It may prove excruciatingly difficult for U.S. operatives to directly penetrate Bin Laden's networks. His cells are often formed on the basis of family or kinship ties, and may even require a new recruit to kill in order to prove himself. The operatives, who would have to blend in ethnically, would have to forego their American lives for many years, years spent in the exceedingly harsh conditions of Bin Laden's mountain camps.
Instead, the U.S. may be forced to rely on the efforts of allied intelligence agencies closer to the action. "We don't do manhunts well," says CIA veteran Robert D. Steele, author of "On Intelligence: Spies and Secrecy in an Open World." "We had to invade Panama to get Noriega. It took us years get Pablo Escobar. And we won't get Bin Laden without help of Saudi and Pakistani intelligence."
Improving intelligence gathering is only part of the problem. "Americans are in love with technology, but we haven't learned to properly process and make sense of the information it helps us collect," says Steele. "We only process 10 percent of what we collect. And often the job falls to inexperienced people who don't understand the significance of what they're seeing. A combination of inexperienced field personnel, a bad processing system and the continuing bureaucratic distance between the FBI and the CIA may have conspired to keep us from breaking the back of Bin Laden's latest operation before it got off the ground." For Steele, then, the question is not whether more money should be spent on intelligence, but how it should be spent.
The end of the Cold War removed the major mission of the U.S. intelligence community, and it suffered consequent funding cuts. Now the spooks appear to have a new overarching mission, and the backing of a U.S. political leadership determined to provide it with the funds to tackle the new challenge.

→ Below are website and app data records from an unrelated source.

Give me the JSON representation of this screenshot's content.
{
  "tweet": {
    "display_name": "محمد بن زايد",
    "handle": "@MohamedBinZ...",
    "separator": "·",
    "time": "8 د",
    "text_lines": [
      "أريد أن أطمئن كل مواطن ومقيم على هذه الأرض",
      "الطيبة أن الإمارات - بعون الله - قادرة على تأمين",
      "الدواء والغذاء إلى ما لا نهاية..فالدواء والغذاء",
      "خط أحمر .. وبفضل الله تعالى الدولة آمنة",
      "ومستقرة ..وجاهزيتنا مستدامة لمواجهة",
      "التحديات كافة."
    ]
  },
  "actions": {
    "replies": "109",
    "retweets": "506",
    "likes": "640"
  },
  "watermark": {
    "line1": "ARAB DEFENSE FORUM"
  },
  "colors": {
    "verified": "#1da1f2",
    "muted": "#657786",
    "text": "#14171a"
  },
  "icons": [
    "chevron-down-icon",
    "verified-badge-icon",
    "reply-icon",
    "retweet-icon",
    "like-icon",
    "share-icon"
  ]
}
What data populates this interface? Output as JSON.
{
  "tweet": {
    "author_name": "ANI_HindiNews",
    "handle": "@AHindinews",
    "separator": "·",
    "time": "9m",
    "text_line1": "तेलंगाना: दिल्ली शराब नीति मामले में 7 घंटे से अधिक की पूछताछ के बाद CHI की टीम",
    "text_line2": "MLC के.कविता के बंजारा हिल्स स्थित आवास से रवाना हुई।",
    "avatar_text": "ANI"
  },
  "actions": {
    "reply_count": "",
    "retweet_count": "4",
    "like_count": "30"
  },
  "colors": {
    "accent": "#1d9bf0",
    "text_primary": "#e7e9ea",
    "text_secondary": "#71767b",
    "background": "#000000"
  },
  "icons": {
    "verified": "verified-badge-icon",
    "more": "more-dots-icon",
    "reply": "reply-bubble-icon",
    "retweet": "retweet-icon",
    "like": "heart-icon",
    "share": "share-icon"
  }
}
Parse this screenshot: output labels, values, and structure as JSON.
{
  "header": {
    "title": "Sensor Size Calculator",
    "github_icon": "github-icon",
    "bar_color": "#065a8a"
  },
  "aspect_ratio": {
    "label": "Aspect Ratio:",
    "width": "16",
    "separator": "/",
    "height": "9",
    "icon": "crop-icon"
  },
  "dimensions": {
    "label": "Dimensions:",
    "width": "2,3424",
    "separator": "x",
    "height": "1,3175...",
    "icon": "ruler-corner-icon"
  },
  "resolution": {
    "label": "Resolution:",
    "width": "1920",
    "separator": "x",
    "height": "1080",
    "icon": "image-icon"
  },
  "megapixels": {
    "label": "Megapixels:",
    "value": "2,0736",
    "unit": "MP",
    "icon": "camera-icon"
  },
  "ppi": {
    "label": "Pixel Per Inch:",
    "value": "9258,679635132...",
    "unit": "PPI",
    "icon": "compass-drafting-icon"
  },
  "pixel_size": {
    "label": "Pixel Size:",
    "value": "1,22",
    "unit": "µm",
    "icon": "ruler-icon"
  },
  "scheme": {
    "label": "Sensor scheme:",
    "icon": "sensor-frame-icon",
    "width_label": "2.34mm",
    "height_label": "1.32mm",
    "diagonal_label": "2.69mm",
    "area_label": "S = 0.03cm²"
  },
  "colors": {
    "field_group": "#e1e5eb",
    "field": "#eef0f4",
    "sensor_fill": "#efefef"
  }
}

But the way that money is invested may determine the course and duration of the war against terrorism in general and Osama bin Laden in particular.